Saved data entries:
----------

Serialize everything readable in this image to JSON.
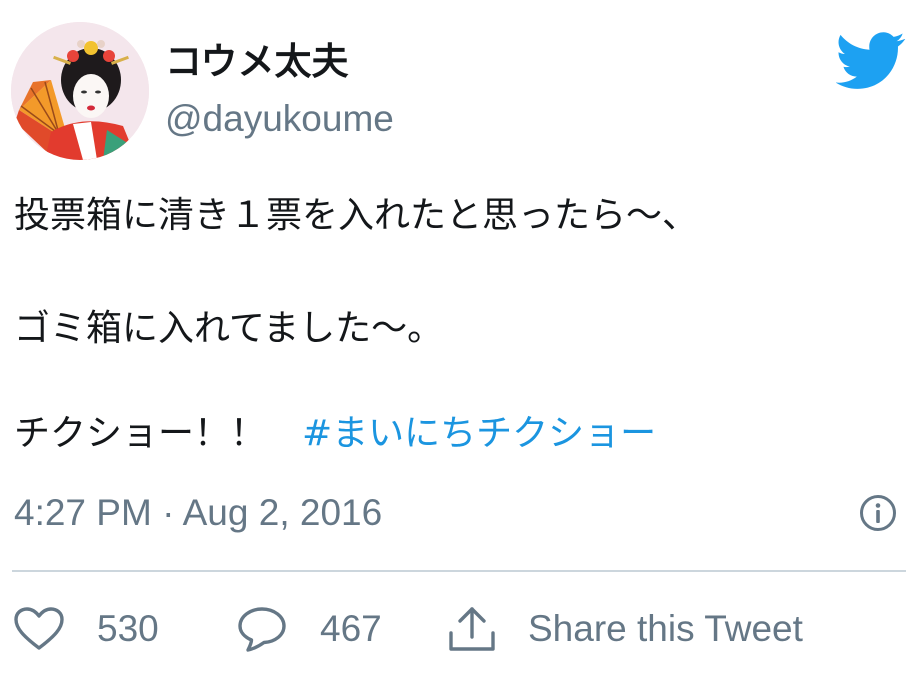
{
  "user": {
    "display_name": "コウメ太夫",
    "handle": "@dayukoume"
  },
  "tweet": {
    "lines": [
      "投票箱に清き１票を入れたと思ったら〜、",
      "ゴミ箱に入れてました〜。",
      "チクショー！！　"
    ],
    "hashtag": "#まいにちチクショー",
    "timestamp": "4:27 PM · Aug 2, 2016"
  },
  "actions": {
    "likes": "530",
    "replies": "467",
    "share_label": "Share this Tweet"
  },
  "colors": {
    "text": "#14171a",
    "secondary": "#657786",
    "accent": "#1b95e0",
    "bird": "#1da1f2",
    "divider": "#ccd6dd"
  },
  "icons": {
    "brand": "twitter-bird-icon",
    "info": "info-icon",
    "like": "heart-icon",
    "reply": "speech-bubble-icon",
    "share": "share-upload-icon"
  }
}
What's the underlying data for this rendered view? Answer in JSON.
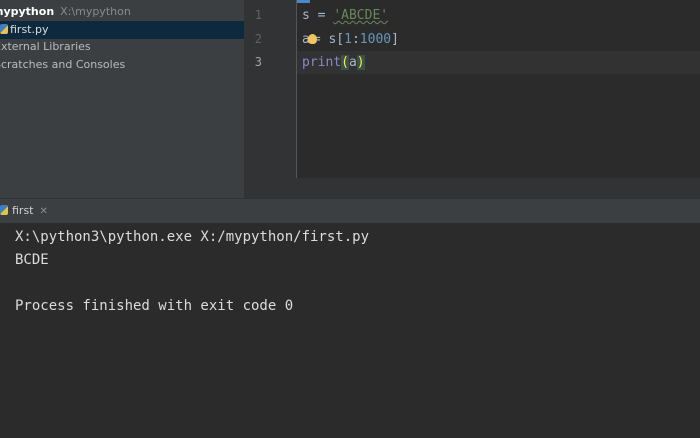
{
  "project": {
    "root_name": "mypython",
    "root_path": "X:\\mypython",
    "file_name": "first.py",
    "external_libraries": "External Libraries",
    "scratches": "Scratches and Consoles"
  },
  "editor": {
    "line_numbers": [
      "1",
      "2",
      "3"
    ],
    "line1": {
      "var": "s",
      "op": " = ",
      "string": "'ABCDE'"
    },
    "line2": {
      "var": "a",
      "op": "= ",
      "obj": "s[",
      "start": "1",
      "colon": ":",
      "end": "1000",
      "close": "]"
    },
    "line3": {
      "func": "print",
      "open": "(",
      "arg": "a",
      "close": ")"
    }
  },
  "run": {
    "tab_label": "first",
    "output": [
      "X:\\python3\\python.exe X:/mypython/first.py",
      "BCDE",
      "",
      "Process finished with exit code 0"
    ]
  }
}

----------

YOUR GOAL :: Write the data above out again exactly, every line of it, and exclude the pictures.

YOUR RESPONSE ::
Serialize everything readable in this image to JSON.
{
  "user": {
    "display_name": "コウメ太夫",
    "handle": "@dayukoume"
  },
  "tweet": {
    "lines": [
      "投票箱に清き１票を入れたと思ったら〜、",
      "ゴミ箱に入れてました〜。",
      "チクショー！！　"
    ],
    "hashtag": "#まいにちチクショー",
    "timestamp": "4:27 PM · Aug 2, 2016"
  },
  "actions": {
    "likes": "530",
    "replies": "467",
    "share_label": "Share this Tweet"
  },
  "colors": {
    "text": "#14171a",
    "secondary": "#657786",
    "accent": "#1b95e0",
    "bird": "#1da1f2",
    "divider": "#ccd6dd"
  },
  "icons": {
    "brand": "twitter-bird-icon",
    "info": "info-icon",
    "like": "heart-icon",
    "reply": "speech-bubble-icon",
    "share": "share-upload-icon"
  }
}
What's the underlying data for this rendered view? Answer in JSON.
{
  "project": {
    "root_name": "mypython",
    "root_path": "X:\\mypython",
    "file_name": "first.py",
    "external_libraries": "External Libraries",
    "scratches": "Scratches and Consoles"
  },
  "editor": {
    "line_numbers": [
      "1",
      "2",
      "3"
    ],
    "line1": {
      "var": "s",
      "op": " = ",
      "string": "'ABCDE'"
    },
    "line2": {
      "var": "a",
      "op": "= ",
      "obj": "s[",
      "start": "1",
      "colon": ":",
      "end": "1000",
      "close": "]"
    },
    "line3": {
      "func": "print",
      "open": "(",
      "arg": "a",
      "close": ")"
    }
  },
  "run": {
    "tab_label": "first",
    "output": [
      "X:\\python3\\python.exe X:/mypython/first.py",
      "BCDE",
      "",
      "Process finished with exit code 0"
    ]
  }
}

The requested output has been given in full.